The Conservation Center for Arts and Historic Artifacts (CCAHA), one of the largest nonprofit institutions for art preservation in the country, has selected Arcadia University to participate in its 2016 Stewardship Program.
Sponsored by the William Penn Foundation, CCAHA’s Philadelphia Stewardship Program is designed to assist nonprofit art collecting institutions in achieving their preservation and conservation goals for their art collections. Working with CCAHA staff, participating institutions learn about the preservation needs of their collections and buildings and develop long-range plans for addressing those needs. Institutions also have the opportunity to obtain assistance with emergency planning efforts or get support in updating, creating, or refining essential policy documents. Other institutions who have participated in the Stewardship Program include the African Episcopal Church of St. Thomas, the Betsy Ross House, the Lutheran Archives Center, the Please Touch Museum, and Westtown School.
Arcadia University’s permanent art collection contains some 500 works, examples of which can be seen in offices and public spaces throughout campus. Highlights of the school’s holdings include lithographic prints by former art department chair Benton Spruance (1904-1967), items acquired through Arcadia University Art Gallery’s “Works on Paper” series purchase award, and a large assortment of functional ceramics and statuary from Africa and Asia donated to the school by art collectors David and Karina Rilling. The collection also includes works on paper and canvas by Jane Gaeyer ’56, a selection of which are currently on view in the University Commons Art Gallery and Great Room Lobby through Aug. 21.
For the first time, Arcadia has been awarded the opportunity to participate in the preservation needs assessment phase of CCAHA’s program. As described by the CCAHA’s website, this initial process “encompasses a general evaluation of the institution’s preservation needs for the collection and is the first step in developing a preservation plan for collections. In addition to pinpointing areas of concern and recommendations for improvement, the assessment is widely recognized as a valuable tool in fundraising for collections care.”

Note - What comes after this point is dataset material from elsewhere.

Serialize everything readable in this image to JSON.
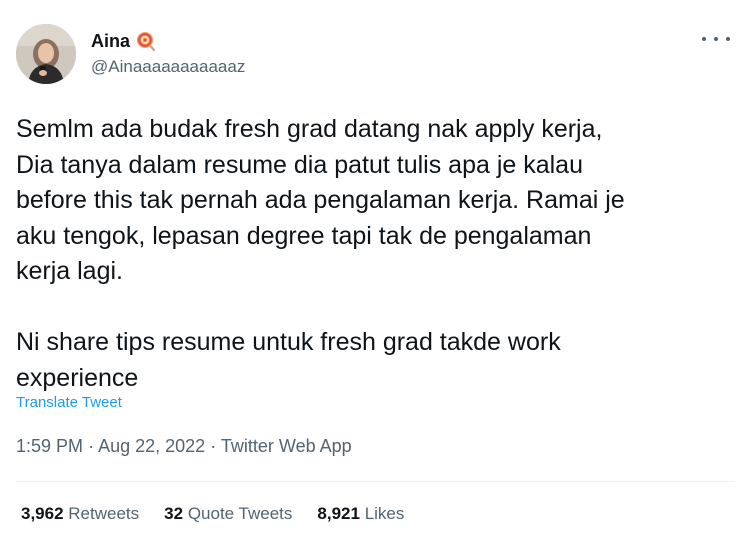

“We are very excited and honored to have the support of such an esteemed organization as we move forward with the next phase of planning for the University’s art collection,” said Matthew Borgen, exhibitions coordinator for the University. Over the past two years Borgen and his work-study students have undertaken an extensive survey of campus offices and storage spaces to identify and document works of art in order to create a comprehensive inventory. Students from the Department of Art and Design have also been occupied with the task of researching the history of the works and the artists who created them. This information has been compiled in a new searchable database developed for the exhibitions program by university relations.
According to Borgen, “At this point in our efforts we have a strong sense of the works the University has in its possession, and a solid understanding of their cultural and educational significance. For the University, the timing is ideal for a group of experts to come to our campus, analyze our collection and facilities, and make recommendations concerning the best means of moving forward to ensure the long-term sustainability of our collection.”
Once CCAHA has submitted its report, Arcadia will be eligible to apply for a matching grant of up to $2,500 in order to implement recommendations made in the assessment. Members of the CCAHA staff will be making their visit to campus at the end of July.
For more information about the work of the CCAHA visit their website: www.ccaha.org. For inquiries concerning Arcadia University’s permanent art collection, or if you believe you know the location of an uninventoried work of art, please contact Matthew Borgen at 215-517- 2629 or firstname.lastname@example.org.